Your task is to copy each line of the records that includes the string "label".

BEGIN Records provided

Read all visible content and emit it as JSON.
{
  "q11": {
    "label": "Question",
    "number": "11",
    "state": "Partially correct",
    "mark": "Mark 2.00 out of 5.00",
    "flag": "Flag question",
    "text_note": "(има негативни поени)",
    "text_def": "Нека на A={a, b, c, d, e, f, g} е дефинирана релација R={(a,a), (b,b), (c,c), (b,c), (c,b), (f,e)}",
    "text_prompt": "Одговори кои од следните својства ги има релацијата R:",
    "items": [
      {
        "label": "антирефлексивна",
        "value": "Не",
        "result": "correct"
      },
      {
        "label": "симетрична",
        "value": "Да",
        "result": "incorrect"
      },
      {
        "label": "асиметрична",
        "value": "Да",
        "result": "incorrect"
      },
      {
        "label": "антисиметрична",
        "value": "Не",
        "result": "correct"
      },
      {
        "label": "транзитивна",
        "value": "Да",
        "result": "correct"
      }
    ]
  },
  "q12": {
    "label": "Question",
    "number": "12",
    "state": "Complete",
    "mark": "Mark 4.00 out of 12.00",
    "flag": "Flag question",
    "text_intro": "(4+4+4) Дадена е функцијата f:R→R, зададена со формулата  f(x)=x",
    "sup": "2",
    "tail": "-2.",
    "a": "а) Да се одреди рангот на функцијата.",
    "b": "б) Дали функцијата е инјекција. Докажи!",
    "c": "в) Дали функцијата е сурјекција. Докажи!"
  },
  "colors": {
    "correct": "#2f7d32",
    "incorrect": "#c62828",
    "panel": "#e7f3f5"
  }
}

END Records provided

Reply:
    "label": "Question",
        "label": "антирефлексивна",
        "label": "симетрична",
        "label": "асиметрична",
        "label": "антисиметрична",
        "label": "транзитивна",
    "label": "Question",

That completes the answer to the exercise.